◆ **Work order**
Your answer should be one number, the count of lines in the entries holding the word "Press".

[[ Recorded information, beginning ]]

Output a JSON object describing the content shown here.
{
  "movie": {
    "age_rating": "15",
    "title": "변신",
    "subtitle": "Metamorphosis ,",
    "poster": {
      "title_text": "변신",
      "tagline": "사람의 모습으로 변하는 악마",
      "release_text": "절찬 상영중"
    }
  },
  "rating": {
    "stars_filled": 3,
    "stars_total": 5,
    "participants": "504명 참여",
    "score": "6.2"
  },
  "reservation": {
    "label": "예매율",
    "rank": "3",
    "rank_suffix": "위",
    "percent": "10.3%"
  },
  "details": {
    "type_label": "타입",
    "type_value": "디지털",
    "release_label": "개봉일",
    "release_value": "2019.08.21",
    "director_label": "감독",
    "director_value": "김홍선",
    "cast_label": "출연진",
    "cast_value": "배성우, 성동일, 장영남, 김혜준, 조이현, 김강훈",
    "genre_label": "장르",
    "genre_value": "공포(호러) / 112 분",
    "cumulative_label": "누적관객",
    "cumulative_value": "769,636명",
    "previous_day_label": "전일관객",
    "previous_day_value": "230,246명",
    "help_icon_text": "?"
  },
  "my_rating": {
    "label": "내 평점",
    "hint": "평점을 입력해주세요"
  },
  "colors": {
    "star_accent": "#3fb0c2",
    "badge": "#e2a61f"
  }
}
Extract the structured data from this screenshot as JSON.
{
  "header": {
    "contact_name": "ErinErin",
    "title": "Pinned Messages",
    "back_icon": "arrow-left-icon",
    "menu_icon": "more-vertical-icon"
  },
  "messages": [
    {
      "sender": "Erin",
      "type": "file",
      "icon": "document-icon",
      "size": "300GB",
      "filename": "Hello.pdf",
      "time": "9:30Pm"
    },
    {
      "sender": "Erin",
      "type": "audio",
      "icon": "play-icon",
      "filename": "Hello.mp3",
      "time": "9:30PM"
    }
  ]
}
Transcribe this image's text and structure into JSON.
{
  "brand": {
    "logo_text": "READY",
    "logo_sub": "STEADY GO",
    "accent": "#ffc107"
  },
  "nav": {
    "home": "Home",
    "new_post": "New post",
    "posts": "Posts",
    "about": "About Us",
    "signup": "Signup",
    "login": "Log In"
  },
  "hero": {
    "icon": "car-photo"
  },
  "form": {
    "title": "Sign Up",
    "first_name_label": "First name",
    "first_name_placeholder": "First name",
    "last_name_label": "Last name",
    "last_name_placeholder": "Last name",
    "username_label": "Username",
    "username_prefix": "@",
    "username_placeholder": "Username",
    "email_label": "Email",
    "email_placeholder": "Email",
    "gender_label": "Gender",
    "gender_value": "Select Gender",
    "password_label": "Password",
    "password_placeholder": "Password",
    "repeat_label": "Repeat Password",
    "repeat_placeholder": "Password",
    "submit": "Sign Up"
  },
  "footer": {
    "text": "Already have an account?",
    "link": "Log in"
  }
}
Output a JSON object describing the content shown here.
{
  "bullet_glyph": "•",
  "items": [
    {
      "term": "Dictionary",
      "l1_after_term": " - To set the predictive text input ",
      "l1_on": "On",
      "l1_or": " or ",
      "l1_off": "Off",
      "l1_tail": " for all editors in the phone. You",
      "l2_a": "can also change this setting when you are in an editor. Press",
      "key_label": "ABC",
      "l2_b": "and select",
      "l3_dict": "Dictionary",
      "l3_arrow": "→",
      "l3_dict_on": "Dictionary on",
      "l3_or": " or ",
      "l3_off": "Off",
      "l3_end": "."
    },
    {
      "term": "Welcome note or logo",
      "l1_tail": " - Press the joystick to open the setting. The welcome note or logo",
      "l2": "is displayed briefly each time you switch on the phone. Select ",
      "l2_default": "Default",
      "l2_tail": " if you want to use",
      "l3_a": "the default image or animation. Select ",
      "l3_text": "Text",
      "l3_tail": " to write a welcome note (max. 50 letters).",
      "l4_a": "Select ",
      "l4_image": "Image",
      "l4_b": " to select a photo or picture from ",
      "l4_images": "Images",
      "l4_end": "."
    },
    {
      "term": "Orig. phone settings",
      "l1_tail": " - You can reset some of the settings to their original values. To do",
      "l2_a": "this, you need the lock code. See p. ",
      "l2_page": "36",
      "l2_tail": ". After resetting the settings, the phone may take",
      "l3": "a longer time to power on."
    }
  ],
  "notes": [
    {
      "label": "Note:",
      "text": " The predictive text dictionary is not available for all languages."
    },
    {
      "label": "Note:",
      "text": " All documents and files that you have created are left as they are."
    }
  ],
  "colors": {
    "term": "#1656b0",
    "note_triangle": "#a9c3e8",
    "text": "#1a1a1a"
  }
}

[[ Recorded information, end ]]

◆ **Task response**
2